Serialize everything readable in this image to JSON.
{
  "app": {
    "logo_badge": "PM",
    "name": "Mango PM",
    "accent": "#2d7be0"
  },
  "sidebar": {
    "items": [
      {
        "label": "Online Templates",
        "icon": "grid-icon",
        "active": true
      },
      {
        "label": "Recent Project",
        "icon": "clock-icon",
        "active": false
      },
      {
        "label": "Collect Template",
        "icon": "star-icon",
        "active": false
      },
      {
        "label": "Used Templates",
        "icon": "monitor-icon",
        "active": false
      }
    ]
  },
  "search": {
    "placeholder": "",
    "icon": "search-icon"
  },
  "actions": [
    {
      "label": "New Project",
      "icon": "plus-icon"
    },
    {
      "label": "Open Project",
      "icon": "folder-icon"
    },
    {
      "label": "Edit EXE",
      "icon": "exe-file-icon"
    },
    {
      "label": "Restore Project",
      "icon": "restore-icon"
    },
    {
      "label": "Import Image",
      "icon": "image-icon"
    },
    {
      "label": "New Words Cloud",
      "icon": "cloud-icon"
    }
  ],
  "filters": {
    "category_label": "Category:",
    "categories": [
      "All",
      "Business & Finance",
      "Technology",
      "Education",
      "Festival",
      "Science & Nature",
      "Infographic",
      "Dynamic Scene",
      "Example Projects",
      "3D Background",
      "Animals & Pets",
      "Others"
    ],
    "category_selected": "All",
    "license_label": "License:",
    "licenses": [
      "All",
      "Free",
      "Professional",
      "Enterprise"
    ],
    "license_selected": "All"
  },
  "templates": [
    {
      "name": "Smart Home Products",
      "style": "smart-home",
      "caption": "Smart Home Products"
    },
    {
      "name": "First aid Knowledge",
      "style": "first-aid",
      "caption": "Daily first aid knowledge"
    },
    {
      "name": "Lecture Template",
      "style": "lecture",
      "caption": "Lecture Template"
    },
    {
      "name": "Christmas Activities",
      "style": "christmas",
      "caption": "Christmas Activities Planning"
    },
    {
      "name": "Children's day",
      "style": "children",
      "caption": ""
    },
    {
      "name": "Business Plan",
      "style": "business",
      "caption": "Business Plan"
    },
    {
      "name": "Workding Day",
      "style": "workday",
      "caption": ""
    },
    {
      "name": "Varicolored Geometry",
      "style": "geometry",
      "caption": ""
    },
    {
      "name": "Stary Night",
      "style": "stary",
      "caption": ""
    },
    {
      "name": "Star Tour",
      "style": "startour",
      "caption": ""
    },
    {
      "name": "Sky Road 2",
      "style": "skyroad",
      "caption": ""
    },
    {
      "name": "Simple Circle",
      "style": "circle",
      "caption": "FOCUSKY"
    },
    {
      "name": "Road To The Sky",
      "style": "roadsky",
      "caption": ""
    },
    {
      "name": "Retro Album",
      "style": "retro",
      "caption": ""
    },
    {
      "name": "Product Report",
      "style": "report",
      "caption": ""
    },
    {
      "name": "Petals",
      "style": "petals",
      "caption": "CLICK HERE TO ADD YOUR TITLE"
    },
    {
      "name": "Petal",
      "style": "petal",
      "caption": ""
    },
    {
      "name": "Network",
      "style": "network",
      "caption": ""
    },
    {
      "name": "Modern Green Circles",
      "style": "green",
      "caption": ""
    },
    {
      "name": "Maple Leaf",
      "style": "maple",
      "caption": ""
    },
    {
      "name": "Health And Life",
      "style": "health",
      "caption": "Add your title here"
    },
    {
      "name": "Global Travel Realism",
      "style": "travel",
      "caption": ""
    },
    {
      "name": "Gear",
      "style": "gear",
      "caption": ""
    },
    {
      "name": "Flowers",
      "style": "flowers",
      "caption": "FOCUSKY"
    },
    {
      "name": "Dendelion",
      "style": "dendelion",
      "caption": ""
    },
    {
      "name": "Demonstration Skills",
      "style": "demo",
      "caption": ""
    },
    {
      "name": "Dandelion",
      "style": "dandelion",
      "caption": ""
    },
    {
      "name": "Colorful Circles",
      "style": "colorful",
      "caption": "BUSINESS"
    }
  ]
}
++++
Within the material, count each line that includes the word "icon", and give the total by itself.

● **Answer section**: 11